> **Problem statement**
Wherever the word "from" appears in a line of the data, that line should be copied.

> **Data supplied**
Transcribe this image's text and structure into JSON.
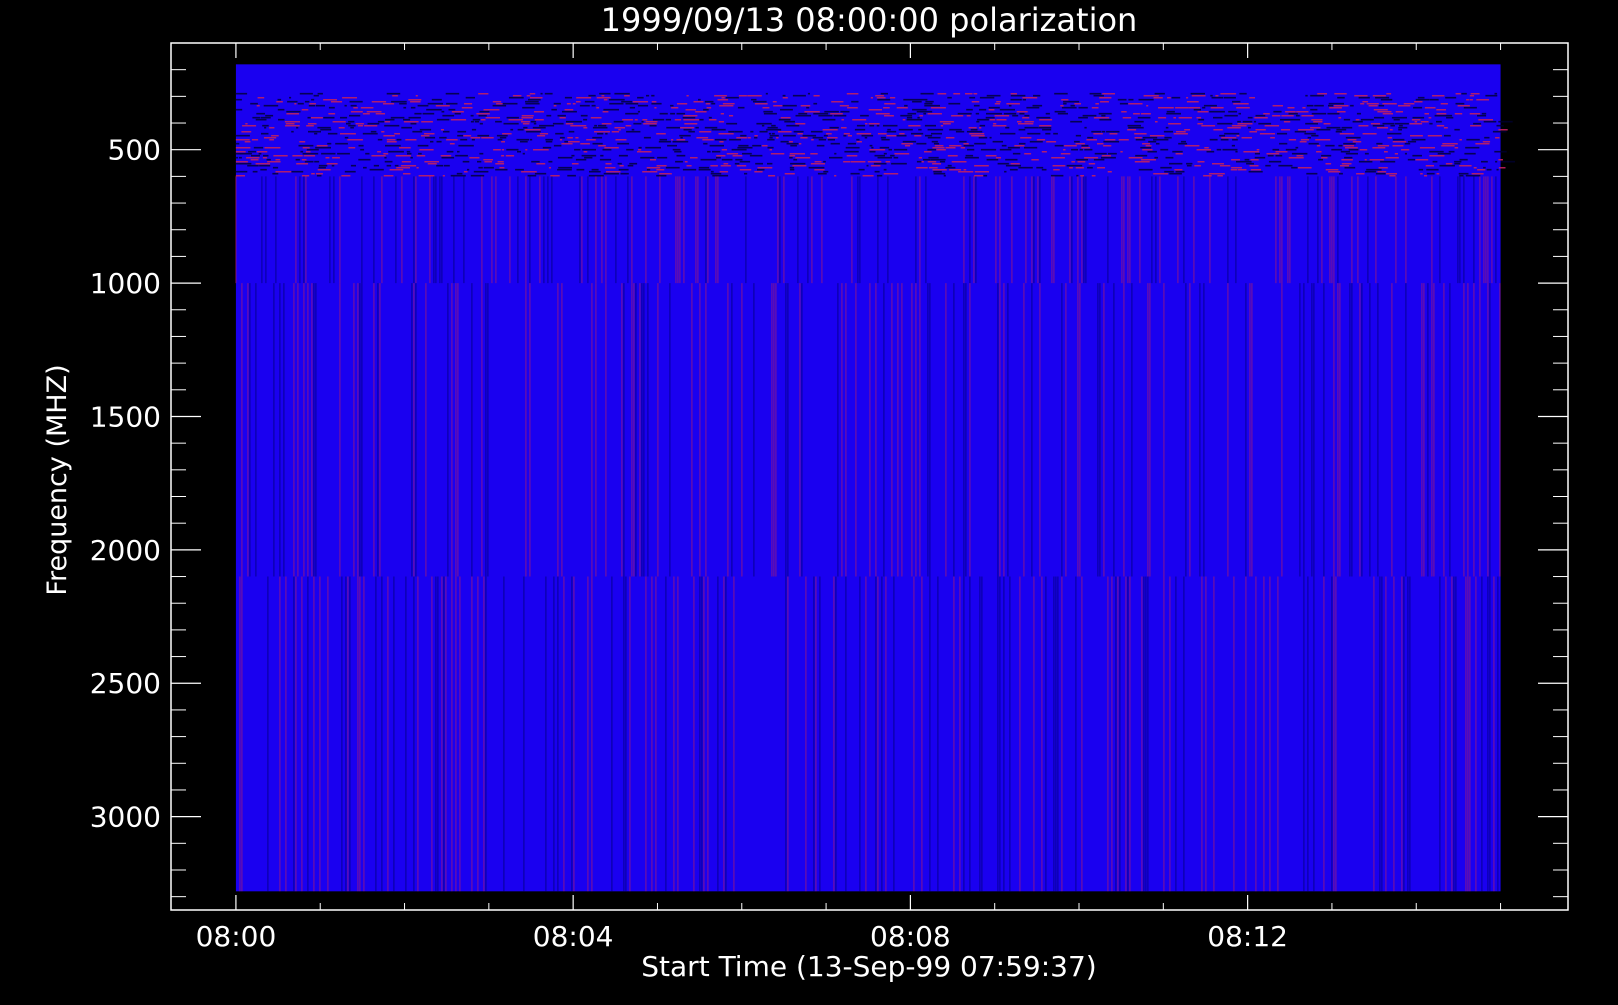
{
  "chart_data": {
    "type": "heatmap",
    "title": "1999/09/13 08:00:00 polarization",
    "xlabel": "Start Time (13-Sep-99 07:59:37)",
    "ylabel": "Frequency (MHZ)",
    "x_tick_labels": [
      "08:00",
      "08:04",
      "08:08",
      "08:12"
    ],
    "x_tick_values_min": [
      0,
      4,
      8,
      12
    ],
    "x_range_min": [
      -0.77,
      15.8
    ],
    "data_time_range_min": [
      0,
      15
    ],
    "y_ticks": [
      500,
      1000,
      1500,
      2000,
      2500,
      3000
    ],
    "y_range": [
      100,
      3350
    ],
    "y_inverted": true,
    "data_freq_range": [
      180,
      3280
    ],
    "bands_mhz": [
      {
        "from": 180,
        "to": 290,
        "texture": "flat"
      },
      {
        "from": 290,
        "to": 600,
        "texture": "noisy-horizontal"
      },
      {
        "from": 600,
        "to": 1000,
        "texture": "vertical-stripes"
      },
      {
        "from": 1000,
        "to": 2100,
        "texture": "vertical-stripes"
      },
      {
        "from": 2100,
        "to": 3280,
        "texture": "vertical-stripes"
      }
    ],
    "colors": {
      "background": "#000000",
      "axes": "#ffffff",
      "base": "#1a00f0",
      "high": "#c02060",
      "low": "#000070"
    }
  }
}
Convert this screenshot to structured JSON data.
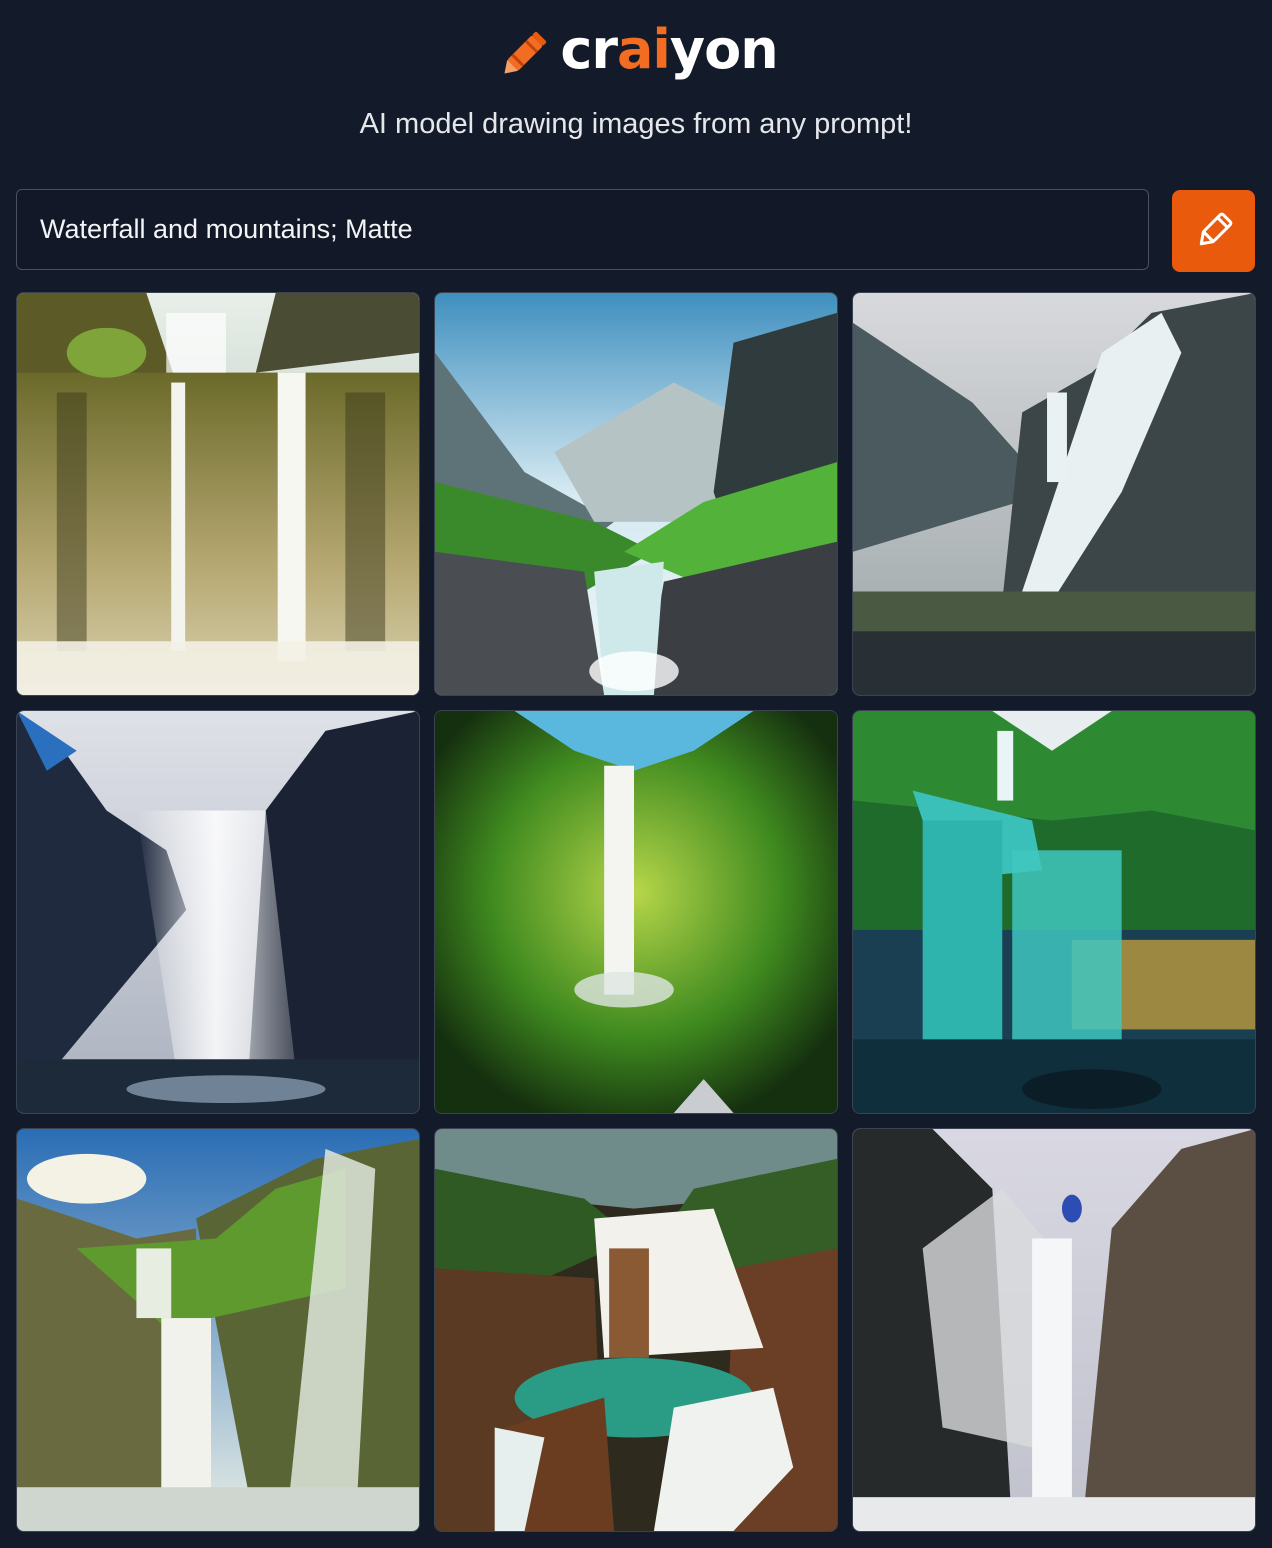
{
  "brand": {
    "name_parts": [
      "cr",
      "ai",
      "yon"
    ],
    "accent_color": "#f26c22",
    "logo_icon": "crayon-icon"
  },
  "subtitle": "AI model drawing images from any prompt!",
  "prompt": {
    "value": "Waterfall and mountains; Matte",
    "placeholder": ""
  },
  "draw_button": {
    "icon": "pencil-icon",
    "color": "#ea5a0c"
  },
  "results": {
    "images": [
      {
        "scene": "twin-waterfall-cliff"
      },
      {
        "scene": "mountain-valley-stream"
      },
      {
        "scene": "misty-mountain-waterfall"
      },
      {
        "scene": "dark-canyon-waterfall"
      },
      {
        "scene": "green-valley-waterfall"
      },
      {
        "scene": "turquoise-jungle-waterfall"
      },
      {
        "scene": "mossy-canyon-waterfall"
      },
      {
        "scene": "rocky-pool-waterfall"
      },
      {
        "scene": "monochrome-cliff-waterfall"
      }
    ]
  }
}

> **Output below**
        "from": 180,
        "from": 290,
        "from": 600,
        "from": 1000,
        "from": 2100,
  "subtitle": "AI model drawing images from any prompt!",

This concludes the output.